It’s no secret that technology has greatly advanced in all aspects of golf—clubs, balls, agronomy and even shoes and apparel. It’s not surprising that golf instruction has also advanced in technology, and the website on which you’re reading this blog is an example of that. High speed video, sophisticated software models of swings, launch monitors, simulators, mobile apps and gadgets have all be used regularly by golf instructors. But how does this high-tech stuff help the average golfer who’s struggling to break 100?

There’s certainly a novelty factor with all of this technology, and a lot of marketing is involved as well. People always want to try something new to see if that unlocks the “secret” to their inner Tour pro. But I’m concerned that a lot of it goes over the head of the player who’s just trying to make solid contact. Do you know the feeling you get when you’re at a seminar or conference, or listening to a lecture and you don’t understand what’s being discussed, or you arrived half way into it? Your mind wanders and you “zone out”. I’ve seen it happen while giving golf lessons, when I’ve lost the student. I’m afraid some of the complicated new technology may encourage this, rather than solve it.

It’s my contention that, in the right hands and presented properly, this technology can be of great benefit to average golf students. But the problem is that it’s often not in the right hands, and when this happens it can create too much and conflicting information. Too many times a student learns what they’re doing wrong, but not how to fix it. It’s great to know that your ball speed is too low, or that your spin rate is too high, or that X angle or Y angle is not ideal, but what do you do about it?

I do feel that the technological advances in golf instruction can help the average golfer by reducing the cost of golf lessons, allowing for remote connections between the student and instructor, and by giving the instructor additional information that’s not available to the naked eye. But instructors and students have to maintain their focus on the fundamental building blocks of the golf swing and use these additional resources to help improve their fundamentals, and not over-complicate the game. Golf itself is hard enough as it is, let’s not make it more so.

I’m interested in your thoughts and feedback.

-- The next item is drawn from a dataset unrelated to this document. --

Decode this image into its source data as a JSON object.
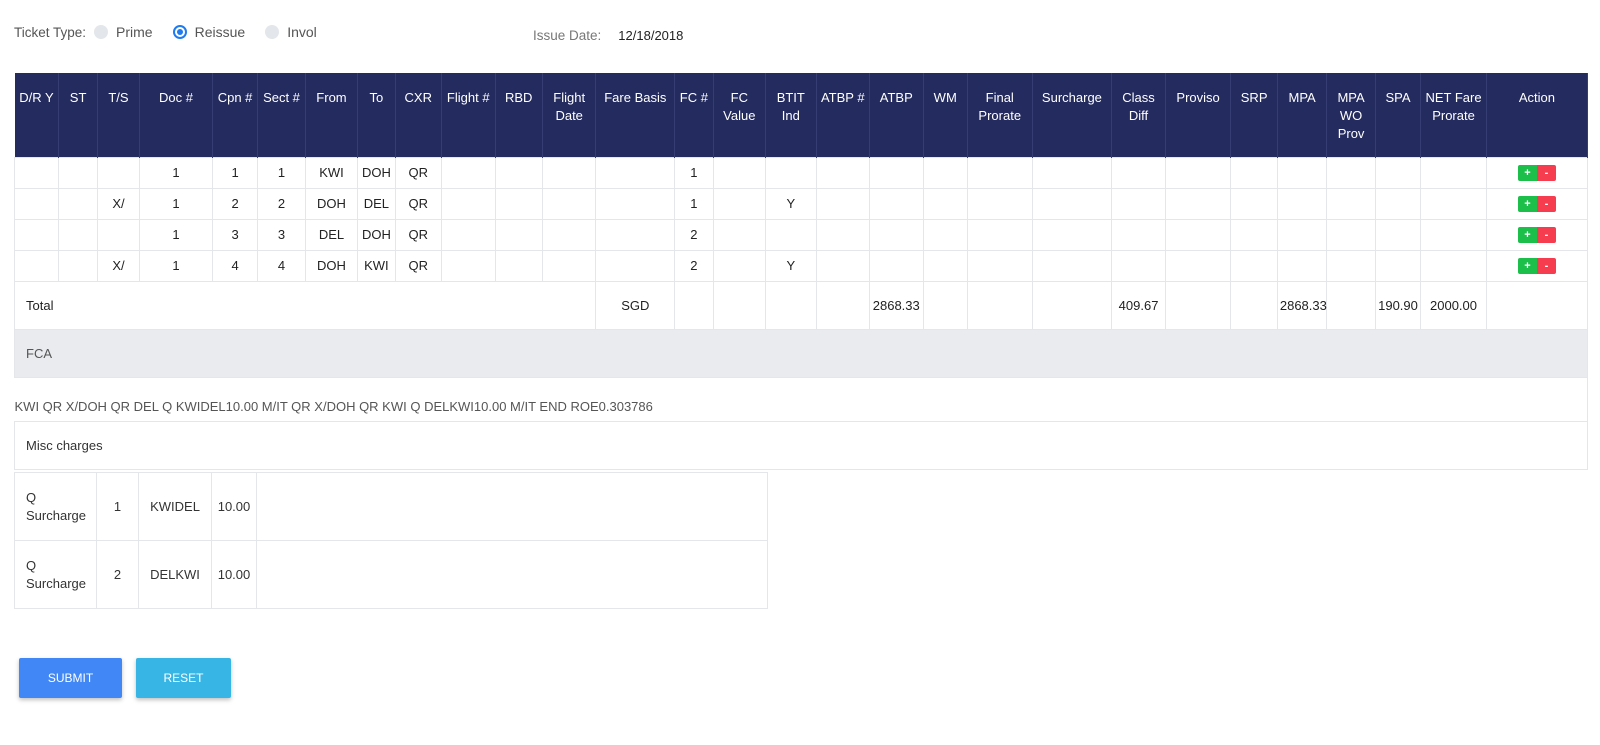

Email me via the Contact page, or post your comment at www.Facebook.com/FixYourGame, or www.Twitter.com/FixYourGamecom.


Brant Kasbohm, PGA
Director of Instruction